Send Shabazz To ‘Secure Facility,’ Psychiatrist Says Admitted Arsonist Labeled ‘Good Candidate For Treatment’
A court-appointed psychiatrist made a preliminary recommendation Tuesday that Malcolm Shabazz, the 12-year-old boy who pleaded guilty last week to setting the fire that killed his grandmother, be sentenced to a “secure facility” for a term of two to three years.
“He is still struggling with impulsiveness that could cause violence to himself and others,” said Dr. Don R. Heacock, who has conducted three formal examinations and had many more extemporaneous conversations with Malcolm.
The youngster has been detained since setting the fire on June 1 that resulted in the death, three weeks later, of Dr. Betty Shabazz, the widow of Malcolm X.
Heacock, a professor of psychiatry at New York Medical College, was testifying on the first day of Malcolm’s sentencing hearing.
In addition to his own examination, Heacock had interviewed the boy’s mother, Quibilah Shabazz, and reviewed police reports and reports from Malcolm’s previous psychiatric confinements.
Heacock said that Malcolm needs a wide range of psychological help, including individual, group and family therapy, as well as medication. But he characterized him as a “good candidate for treatment,” a “bright and talented” boy who “shows signs of wanting therapy and has benefited from it in the past.”
Barbara Kukowski, the deputy county attorney who is prosecuting the case in Family Court, asked Heacock his definition of a secure placement.
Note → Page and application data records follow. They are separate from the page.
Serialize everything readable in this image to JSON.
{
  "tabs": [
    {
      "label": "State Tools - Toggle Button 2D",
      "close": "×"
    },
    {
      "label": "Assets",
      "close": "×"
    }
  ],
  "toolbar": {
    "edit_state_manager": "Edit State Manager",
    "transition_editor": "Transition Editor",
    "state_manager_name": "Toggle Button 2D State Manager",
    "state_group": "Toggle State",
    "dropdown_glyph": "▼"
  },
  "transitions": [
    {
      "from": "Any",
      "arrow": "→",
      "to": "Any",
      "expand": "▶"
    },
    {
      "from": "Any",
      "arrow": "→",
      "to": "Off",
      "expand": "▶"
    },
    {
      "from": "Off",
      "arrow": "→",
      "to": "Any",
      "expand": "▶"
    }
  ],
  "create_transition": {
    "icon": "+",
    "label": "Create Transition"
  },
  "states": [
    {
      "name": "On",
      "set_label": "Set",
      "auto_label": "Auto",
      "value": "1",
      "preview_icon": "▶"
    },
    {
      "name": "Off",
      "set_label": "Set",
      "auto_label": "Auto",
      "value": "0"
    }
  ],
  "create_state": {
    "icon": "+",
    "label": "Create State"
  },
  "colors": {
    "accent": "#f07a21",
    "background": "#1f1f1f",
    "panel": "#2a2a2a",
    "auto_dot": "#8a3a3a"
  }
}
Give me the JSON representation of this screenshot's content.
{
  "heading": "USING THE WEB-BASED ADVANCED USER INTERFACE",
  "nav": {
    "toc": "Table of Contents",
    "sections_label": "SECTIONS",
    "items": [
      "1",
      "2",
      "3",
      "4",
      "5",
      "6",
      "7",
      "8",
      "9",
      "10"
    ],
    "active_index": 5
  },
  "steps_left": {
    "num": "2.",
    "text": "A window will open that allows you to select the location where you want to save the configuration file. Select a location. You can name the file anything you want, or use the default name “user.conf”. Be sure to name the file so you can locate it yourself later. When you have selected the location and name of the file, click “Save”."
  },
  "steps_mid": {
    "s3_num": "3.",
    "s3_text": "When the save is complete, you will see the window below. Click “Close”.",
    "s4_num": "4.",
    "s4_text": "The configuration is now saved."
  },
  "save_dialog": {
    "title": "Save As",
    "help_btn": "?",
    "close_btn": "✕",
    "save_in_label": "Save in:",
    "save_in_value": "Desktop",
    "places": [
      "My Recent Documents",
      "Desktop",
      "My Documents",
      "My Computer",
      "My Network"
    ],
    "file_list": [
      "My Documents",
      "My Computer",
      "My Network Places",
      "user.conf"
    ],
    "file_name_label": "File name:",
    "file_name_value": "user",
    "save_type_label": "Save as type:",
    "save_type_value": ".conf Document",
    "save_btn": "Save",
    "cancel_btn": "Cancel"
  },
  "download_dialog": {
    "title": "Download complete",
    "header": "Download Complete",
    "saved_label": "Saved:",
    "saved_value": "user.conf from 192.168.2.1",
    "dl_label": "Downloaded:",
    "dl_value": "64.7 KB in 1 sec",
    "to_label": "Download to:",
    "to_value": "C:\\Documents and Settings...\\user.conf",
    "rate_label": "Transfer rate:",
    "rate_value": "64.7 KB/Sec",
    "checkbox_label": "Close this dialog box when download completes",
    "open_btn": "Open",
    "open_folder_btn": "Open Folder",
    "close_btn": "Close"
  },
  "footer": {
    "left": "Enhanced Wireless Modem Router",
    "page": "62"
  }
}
According to the state’s Division for Youth, a secure placement is one with 16-foot double fences, razor wire, motion detectors and nighttime lockups.
But the psychiatrist’s definition had less to do with hardware than with mobility.
He said Malcolm needed to be sent someplace where he would not be allowed home visits or unsupervised time.
Asked how long a confinement he would recommend, Heacock said his judgment was preliminary, because the court had yet to review a final report from the Probation Department or an expert in juvenile firesetters.
But given what he already knew, Heacock said, it would take two to three years to address the extent of Malcolm’s psychological problems.
The additional reports will be discussed when the dispositional, or sentencing, hearing resumes July 29.
Malcolm’s attorneys, Percy Sutton, and David N. Dinkins, objected mildly to the length of confinement the doctor was suggesting, but saved their energy to press for the placement of their choice: Berkshire Farm Center, a century-old, privately run home for wayward boys in Columbia County.
Berkshire is run by Rose W. Washington, who was director of the New York City Department of Juvenile Justice when Dinkins was mayor, and who is widely credited with improving conditions at the notorious Spofford Detention Center in the Bronx.
“Rose is not the female equivalent of a pantywaist,” Dinkins told Heacock. “But she believes in the worth of people, and that’s what this boy needs.”
Heacock said he was not familiar with Berkshire Farm and did not know if it was appropriate for Malcolm.
It is not fenced or locked, but the 250 children there are under 24-hour supervision and go home only with caseworkers’ permission.
“Could you reserve judgment as opposed to saying no?” Dinkins asked.
“I’d be willing to review it,” the doctor replied.
Dinkins pushed harder. “Mr. Sutton suggests a visit might be useful,” he said.
“For myself?” the psychiatrist asked. “I have no objection to that.”
Sutton jovially offered to be his chauffeur.